Another interesting thing about Kanglung is the names of the houses located at several different locations. In the upper market, a house is named Pregnant House simply because it was not impregnated by any of Sherubtse’s wild planters but because it had a bulging projection on the front part and it looked like a pregnant women. Further down, we have the Potato House located in the middle of the huge potato fields. Another such house is the Trongsa Dzong, a house similarly built on a landscape like the actual Trongsa Dzong. Haunted House lies on the outskirts of the college and if what people say is true, it’s actually haunted. Rocket House resembles a rocket about to whizz off into the space. Up in the jungle is the Hidden Tower, a house emerging like a tower amongst the trees. I lived in the ‘Small House’ located just behind the college for the rest of my days until I graduated from there in 2007. There are also few interesting names for different places, for instance, there’s this place called View Point on the way to Trashigang, from there we can have a pleasant view of the magnificent hamlets of Rongthung and Pam villages. Just below the View Point is the Suicide Point where a couple is believed to have committed suicide long ago. Further down the road, where the road takes a sharp turn is the Kissing Point, a place where many couples are believed to been seen kissing each other taking advantage of the sharp bend where nobody can hardly see them indulging in this wonderful act of caressing one another all out of love.
There are so many things to remember from my three years stay out there and the most memorable of all are those that I’ve mentioned. Classes are always fun. We are literature students and we always read and wrote, we’ve studied numerous novels, short stories, poems, ballads, etc. We were hard-core critics as our subjects demanded. We would try to find faults in every single possible ways and it would sometimes end up pissing off our tutors.

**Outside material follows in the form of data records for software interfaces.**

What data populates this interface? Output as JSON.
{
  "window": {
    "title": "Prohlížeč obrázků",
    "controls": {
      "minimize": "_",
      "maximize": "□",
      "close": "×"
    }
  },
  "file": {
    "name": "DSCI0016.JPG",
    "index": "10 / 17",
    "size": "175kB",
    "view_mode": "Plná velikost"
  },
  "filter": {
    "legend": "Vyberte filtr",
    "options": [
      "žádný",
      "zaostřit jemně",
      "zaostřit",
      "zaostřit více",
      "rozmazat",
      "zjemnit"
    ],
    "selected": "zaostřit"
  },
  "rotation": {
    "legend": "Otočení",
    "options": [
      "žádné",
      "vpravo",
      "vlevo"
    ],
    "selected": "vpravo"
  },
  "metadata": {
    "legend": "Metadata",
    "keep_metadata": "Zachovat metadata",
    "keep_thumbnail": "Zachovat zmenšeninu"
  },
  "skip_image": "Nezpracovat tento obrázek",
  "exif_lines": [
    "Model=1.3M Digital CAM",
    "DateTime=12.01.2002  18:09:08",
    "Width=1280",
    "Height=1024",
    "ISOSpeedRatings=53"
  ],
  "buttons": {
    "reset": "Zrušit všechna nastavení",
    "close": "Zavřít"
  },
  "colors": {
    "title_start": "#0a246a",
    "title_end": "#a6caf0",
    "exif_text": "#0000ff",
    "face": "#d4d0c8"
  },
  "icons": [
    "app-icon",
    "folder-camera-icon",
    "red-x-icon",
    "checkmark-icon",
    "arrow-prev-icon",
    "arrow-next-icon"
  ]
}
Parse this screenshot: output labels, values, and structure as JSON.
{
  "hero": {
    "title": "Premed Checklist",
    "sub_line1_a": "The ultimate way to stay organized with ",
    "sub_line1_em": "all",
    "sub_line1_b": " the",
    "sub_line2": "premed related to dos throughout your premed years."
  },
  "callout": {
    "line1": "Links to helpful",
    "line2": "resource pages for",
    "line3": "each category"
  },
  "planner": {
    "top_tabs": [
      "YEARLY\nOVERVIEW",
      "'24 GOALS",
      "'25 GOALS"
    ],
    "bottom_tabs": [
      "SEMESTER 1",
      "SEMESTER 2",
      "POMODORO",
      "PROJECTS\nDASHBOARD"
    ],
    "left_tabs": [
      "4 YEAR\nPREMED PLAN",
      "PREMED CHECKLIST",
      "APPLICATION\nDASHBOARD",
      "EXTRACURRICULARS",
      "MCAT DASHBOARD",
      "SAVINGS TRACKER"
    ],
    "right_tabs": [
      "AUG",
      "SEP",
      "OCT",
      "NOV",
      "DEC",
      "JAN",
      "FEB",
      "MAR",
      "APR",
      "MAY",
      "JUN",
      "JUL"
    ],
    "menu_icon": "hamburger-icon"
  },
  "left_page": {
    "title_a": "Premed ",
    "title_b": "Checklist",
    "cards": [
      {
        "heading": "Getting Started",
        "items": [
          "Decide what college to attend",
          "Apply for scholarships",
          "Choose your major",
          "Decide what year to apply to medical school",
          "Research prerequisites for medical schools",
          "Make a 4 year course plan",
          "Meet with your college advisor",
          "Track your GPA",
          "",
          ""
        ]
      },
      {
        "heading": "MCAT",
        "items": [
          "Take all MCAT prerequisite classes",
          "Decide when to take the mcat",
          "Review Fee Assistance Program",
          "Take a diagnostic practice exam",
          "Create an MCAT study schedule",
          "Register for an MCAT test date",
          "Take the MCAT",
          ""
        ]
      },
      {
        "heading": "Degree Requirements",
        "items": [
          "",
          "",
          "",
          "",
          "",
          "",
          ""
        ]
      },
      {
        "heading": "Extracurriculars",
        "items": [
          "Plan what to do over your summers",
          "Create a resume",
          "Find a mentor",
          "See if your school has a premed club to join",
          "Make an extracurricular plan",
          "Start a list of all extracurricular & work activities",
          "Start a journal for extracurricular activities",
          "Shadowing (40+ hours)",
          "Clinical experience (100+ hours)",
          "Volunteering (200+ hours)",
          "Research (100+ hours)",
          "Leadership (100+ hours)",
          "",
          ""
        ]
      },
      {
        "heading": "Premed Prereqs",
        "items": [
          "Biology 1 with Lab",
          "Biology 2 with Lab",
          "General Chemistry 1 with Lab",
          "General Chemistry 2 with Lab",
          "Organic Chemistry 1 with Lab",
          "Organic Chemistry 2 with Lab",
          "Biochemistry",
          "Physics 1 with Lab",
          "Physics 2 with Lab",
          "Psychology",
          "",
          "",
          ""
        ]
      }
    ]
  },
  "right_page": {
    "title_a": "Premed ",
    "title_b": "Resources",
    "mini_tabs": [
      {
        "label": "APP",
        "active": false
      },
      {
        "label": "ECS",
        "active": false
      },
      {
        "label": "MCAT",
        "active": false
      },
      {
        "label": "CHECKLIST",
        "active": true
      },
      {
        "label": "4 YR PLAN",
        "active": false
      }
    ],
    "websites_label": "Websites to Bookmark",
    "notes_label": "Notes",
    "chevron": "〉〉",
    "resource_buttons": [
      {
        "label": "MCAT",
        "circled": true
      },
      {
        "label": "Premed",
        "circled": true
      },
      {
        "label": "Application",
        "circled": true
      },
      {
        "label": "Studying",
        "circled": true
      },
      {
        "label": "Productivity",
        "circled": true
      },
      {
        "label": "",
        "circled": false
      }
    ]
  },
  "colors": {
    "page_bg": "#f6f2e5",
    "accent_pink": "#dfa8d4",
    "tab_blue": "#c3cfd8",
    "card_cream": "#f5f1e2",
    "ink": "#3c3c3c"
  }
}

One event that gave us thrills was the endless football tournaments. The seniors would always have the advantage over the freshers, all it takes is a little bit of warning and scary looks from them and the ball is all theirs. 1st year students would never dare to take away the ball from them and if the 1st year guys are taking the ball, they would just kick you from behind and not say anything. Whereas if we hit a senior guys accidentally, we’ve to rush and apologize before they come in group and charge us. My classmates are pretty good footballers, my Class Representative Mr. Sonam Rinzin is an ardent football fan, my buddy Sonam Dhendup and Yeshey Dorji (Bumlay) are also swift wingers. Over the years, we won so many tournaments and the donations we received from the shopkeepers and the lecturers went to the bar owners again. All my classmates would come together and hire two or three vehicles, buy plenty of alcohol and other stuffs and we would then head towards Yonphula. Once we’re there, we would prepare the famous ‘punch’ drinks, and start dancing to the rhythm of the music until the wee hours.
Life was fun then. We never had to worry about anything in life. The only worry we had was of flunking in our exams. That was some eight years ago and now life has changed an awful lot. I am not sure if the students of Sherubtse enjoy the same thrill even today but I’ve had my share what Sherubtse had to offer.
Thus, the long story cut short with my friend over the phone came to an end at around 3:00 am in the morning when she said she wanted to sleep because she has classes to attend tomorrow.